For business to do good while doing no harm, the private sector must be held to the same international transparency and accountability standards as all other actors. Chapter 6 looks at the principles and standards of responsible business conduct and how following them can give responsible businesses an advantage that benefits their bottom lines, while at the same time producing positive results for people and the planet. Business and government have complementary roles to play in implementing, promoting and enabling responsible business conduct. The OECD Guidelines for Multinational Enterprises help to optimise their contributions, supporting the development of responsible and accountable business practice to ensure that investment quantity is matched by business quality to produce social, economic and environmental benefits. These guidelines can enable business to make an important contribution to the SDGs in countries worldwide, helping to raise the standard of living through the creation of fair and equal jobs, the development of skills and technology, and more equitable distribution of wealth.
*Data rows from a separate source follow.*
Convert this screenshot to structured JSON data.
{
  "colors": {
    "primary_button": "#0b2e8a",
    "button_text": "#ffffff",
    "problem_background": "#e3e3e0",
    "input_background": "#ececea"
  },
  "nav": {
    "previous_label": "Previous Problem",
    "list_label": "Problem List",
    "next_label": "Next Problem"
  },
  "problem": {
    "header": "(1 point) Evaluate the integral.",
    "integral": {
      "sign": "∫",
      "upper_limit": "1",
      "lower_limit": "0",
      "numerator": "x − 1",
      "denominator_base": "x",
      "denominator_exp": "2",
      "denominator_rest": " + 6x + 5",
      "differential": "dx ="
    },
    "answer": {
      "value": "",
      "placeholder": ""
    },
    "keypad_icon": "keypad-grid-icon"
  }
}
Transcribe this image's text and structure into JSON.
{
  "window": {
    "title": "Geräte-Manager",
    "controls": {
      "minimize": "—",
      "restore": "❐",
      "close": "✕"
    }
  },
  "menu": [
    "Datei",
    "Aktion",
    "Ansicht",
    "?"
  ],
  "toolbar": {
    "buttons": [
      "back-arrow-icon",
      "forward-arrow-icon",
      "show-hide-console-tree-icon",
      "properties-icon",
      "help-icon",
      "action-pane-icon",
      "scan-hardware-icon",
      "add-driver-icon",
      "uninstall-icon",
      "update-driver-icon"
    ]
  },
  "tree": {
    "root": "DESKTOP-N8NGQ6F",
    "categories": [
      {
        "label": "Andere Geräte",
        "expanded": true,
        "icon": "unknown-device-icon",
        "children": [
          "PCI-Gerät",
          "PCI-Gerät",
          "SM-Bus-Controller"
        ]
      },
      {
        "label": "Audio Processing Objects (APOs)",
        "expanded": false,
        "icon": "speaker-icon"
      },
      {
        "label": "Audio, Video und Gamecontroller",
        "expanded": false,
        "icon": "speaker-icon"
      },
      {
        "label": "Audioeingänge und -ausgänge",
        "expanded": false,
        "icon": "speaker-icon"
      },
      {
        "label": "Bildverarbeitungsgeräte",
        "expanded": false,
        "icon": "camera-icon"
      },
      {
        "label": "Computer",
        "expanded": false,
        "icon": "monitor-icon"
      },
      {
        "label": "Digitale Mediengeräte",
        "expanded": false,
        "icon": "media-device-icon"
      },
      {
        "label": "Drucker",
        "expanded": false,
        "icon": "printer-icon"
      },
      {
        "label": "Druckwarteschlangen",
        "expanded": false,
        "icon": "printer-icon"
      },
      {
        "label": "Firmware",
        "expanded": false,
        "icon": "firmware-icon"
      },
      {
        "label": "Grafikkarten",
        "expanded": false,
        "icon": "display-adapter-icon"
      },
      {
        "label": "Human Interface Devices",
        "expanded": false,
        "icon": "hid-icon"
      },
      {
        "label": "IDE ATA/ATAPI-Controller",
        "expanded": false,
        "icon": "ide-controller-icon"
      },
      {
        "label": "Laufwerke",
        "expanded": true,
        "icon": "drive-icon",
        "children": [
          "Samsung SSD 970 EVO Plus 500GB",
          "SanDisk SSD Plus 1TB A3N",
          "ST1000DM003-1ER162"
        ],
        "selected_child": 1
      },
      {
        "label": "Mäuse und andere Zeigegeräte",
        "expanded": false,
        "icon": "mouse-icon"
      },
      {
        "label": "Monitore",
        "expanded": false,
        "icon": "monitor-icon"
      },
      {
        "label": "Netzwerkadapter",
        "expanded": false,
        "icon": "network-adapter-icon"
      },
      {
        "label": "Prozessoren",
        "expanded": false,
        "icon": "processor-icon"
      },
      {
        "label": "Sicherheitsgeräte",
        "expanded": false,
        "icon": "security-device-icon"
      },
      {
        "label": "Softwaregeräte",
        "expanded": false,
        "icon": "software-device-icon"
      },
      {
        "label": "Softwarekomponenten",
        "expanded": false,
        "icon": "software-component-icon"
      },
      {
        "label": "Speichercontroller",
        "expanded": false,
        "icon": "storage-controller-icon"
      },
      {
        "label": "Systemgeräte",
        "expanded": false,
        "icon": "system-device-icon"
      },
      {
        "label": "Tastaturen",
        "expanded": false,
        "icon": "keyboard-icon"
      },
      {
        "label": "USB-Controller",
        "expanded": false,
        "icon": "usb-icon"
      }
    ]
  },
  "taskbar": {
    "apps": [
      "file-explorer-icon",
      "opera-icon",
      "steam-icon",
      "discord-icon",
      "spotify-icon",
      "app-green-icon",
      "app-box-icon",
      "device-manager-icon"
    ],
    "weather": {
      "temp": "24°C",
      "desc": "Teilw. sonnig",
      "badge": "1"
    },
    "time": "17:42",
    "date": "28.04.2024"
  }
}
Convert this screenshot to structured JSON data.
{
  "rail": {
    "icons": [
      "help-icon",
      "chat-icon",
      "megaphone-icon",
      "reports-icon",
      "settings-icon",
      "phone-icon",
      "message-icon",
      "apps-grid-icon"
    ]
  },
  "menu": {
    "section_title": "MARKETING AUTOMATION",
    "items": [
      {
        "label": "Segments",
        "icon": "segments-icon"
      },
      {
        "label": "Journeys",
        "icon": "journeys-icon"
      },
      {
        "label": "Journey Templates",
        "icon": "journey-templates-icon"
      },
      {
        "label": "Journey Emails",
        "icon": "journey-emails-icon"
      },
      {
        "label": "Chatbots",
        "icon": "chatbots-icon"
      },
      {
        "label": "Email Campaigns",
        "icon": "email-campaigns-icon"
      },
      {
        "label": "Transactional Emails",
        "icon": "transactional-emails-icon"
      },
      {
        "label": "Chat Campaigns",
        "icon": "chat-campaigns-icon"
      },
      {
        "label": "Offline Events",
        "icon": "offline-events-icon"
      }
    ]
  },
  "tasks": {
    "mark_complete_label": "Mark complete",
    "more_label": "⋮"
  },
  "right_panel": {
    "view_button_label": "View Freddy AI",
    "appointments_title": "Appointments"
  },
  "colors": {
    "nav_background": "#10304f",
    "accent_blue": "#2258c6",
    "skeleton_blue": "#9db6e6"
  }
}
By following these pathways and working together, investors, governments, philanthropy, institutions and civil society can make the most of converging interests and potential to unlock the resources needed. This approach can provide accountability and transparency, at the same time meeting business needs and expectations. And it can do so while ensuring that no one is left behind and that the planet's resources are conserved and even renewed. This report provides examples of how the OECD is stimulating dialogue and creating opportunities for co-operation among the many stakeholders involved in sustainable development. It also presents practical cases that illustrate how businesses are already working to promote sustainable development and inclusive growth in developing countries.
Many development agencies and bilateral and multilateral development finance institutions are already engaging in new ways of sharing risks and reducing costs so as to leverage private finance for sustainable development. Providers of development co-operation generally agree that mobilising private resources for sustainable development needs to be “at the core of a modernised, reinvented role for ODA” . In much the same way, in this era hallmarked by globalisation, rapid technological advancement and competition for precious resources, it is important to remember that business thrives when the world thrives. Doing good by doing well needs to be the new mantra of business for sustainable development.